== RECORD SET ==

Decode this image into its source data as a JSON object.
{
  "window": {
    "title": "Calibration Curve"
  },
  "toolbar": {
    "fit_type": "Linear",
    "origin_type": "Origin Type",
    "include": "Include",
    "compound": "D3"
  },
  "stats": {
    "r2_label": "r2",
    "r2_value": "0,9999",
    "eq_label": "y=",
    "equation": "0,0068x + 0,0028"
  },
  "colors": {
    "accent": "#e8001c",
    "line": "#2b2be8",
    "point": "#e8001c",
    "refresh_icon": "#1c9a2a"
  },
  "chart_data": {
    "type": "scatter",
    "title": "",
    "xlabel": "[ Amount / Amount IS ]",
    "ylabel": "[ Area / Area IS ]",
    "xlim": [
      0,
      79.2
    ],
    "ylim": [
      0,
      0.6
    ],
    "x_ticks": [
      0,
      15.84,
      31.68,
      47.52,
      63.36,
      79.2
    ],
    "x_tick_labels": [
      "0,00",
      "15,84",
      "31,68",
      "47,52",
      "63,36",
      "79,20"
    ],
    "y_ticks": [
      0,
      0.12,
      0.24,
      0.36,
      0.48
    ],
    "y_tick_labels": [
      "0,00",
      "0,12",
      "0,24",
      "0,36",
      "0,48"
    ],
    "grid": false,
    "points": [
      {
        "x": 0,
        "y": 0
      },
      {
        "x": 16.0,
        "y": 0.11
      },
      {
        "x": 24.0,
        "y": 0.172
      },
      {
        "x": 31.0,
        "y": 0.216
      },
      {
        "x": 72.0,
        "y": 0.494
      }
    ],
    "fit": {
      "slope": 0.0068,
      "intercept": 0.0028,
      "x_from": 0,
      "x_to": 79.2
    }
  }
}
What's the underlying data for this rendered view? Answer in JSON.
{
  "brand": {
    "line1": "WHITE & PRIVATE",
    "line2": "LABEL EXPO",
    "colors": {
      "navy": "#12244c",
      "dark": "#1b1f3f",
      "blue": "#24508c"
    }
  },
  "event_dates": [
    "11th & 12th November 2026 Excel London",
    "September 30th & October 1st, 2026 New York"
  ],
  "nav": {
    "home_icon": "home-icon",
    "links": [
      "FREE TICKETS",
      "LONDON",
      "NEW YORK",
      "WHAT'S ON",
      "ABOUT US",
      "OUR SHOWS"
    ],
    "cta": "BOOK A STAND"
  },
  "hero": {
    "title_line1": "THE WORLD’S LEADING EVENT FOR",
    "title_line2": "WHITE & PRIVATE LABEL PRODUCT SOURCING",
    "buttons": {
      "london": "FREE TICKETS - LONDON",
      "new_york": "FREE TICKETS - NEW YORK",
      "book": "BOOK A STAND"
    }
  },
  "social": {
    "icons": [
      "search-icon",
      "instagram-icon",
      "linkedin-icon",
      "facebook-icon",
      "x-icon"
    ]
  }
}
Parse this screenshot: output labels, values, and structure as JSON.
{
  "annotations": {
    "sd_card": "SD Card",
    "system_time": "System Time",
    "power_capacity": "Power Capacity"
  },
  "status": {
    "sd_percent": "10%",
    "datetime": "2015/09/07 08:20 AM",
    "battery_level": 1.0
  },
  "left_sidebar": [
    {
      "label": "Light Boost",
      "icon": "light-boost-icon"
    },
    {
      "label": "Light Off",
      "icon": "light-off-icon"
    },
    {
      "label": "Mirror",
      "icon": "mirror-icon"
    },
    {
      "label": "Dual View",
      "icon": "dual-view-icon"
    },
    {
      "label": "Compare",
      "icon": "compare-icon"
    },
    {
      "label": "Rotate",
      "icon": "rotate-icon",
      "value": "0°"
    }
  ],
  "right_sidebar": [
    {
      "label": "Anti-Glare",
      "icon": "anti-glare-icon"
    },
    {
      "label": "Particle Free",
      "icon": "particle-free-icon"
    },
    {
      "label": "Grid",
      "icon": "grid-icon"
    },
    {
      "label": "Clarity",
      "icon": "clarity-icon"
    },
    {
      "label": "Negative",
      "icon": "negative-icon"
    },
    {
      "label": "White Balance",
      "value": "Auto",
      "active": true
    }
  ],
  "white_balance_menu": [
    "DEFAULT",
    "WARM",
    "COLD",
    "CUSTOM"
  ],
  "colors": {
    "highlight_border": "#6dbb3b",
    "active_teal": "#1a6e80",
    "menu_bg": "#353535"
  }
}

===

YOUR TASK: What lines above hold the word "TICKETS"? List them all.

WRITTEN SOLUTION:
      "FREE TICKETS",
      "london": "FREE TICKETS - LONDON",
      "new_york": "FREE TICKETS - NEW YORK",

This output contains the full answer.